Like Boucher, Matteau really seems to get what he has to do to be successful and neither seem frustrated that they aren’t NHL regulars yet; they both understand it’s a process and they are equally happy in their progression after competing in over 100 AHL games and both at 21 years of age. Next year is the year they should be winning a spot on the opening night roster.
“Finishing my hits, beating guys to the net, being strong on pucks (are all things I need to do to be a successful power forward),” Matteau recalled again the message or mission the coaches have given him. “Same thing they told me after camp; no matter where I’m playing I just have to play the same way. So when I get called up or sent back down its just work on my game and not change my style of play.”
He did finally crack a smile when we asked if he’d be disappointed not making the team after the 2015 Devils training camp. “I’ve matured as a person and a player, learning the pro game,” he said grinning and admitted he’s more focused on summer training at the moment. “I’m looking forward to the next step.”

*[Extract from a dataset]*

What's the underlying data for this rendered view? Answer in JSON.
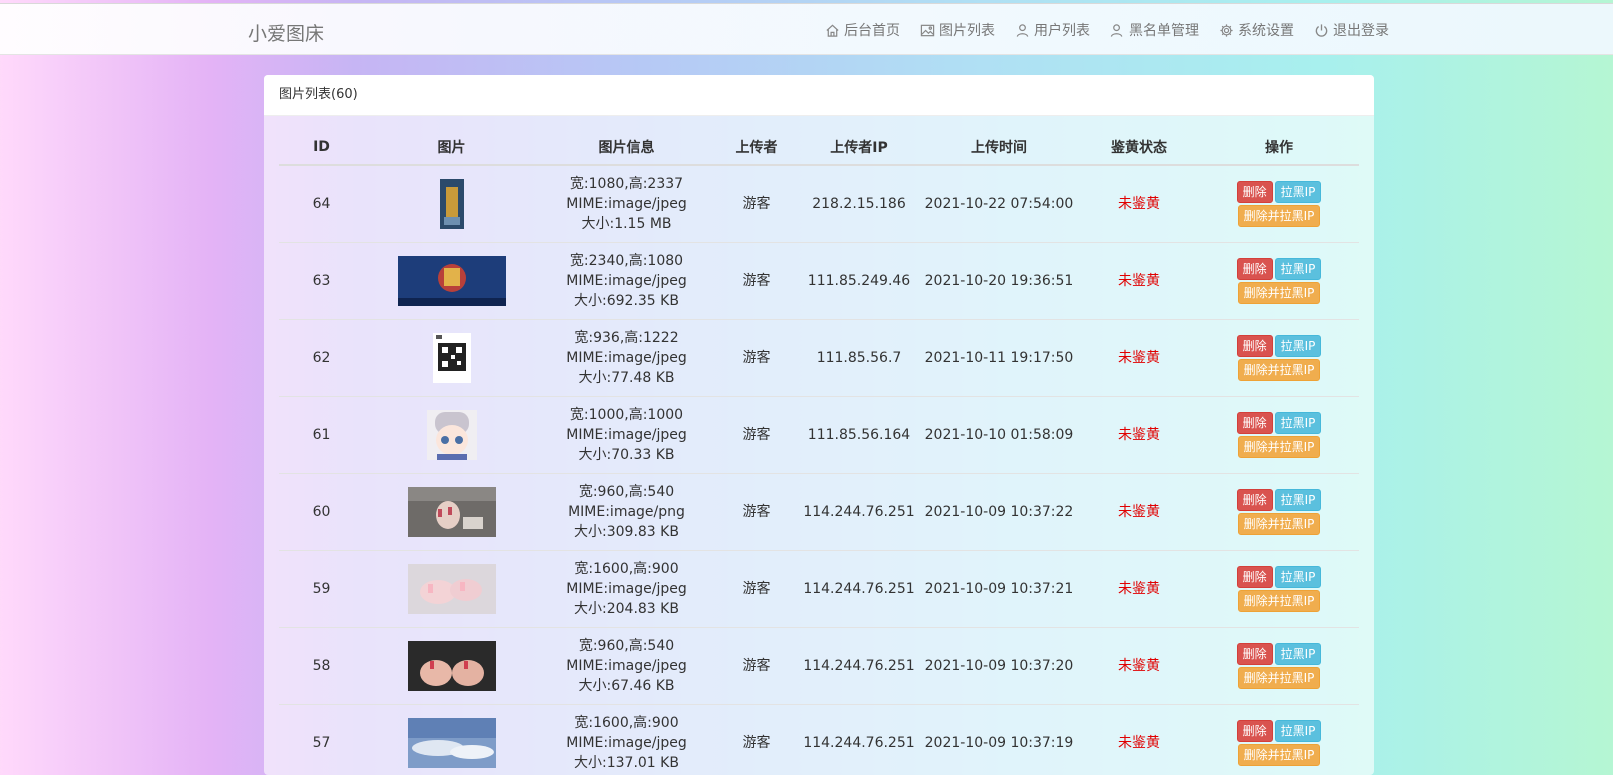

Dan Rice is in his 9th year of reporting for THW & has covered NJ Devils home games for 15+ years at various websites. He began his journey working for legendary broadcaster/writer Stan Fischler from 2002-04 & completed an internship at the ECHL; he also has been writing features for the NWHL (nwhl.zone) website since 2016.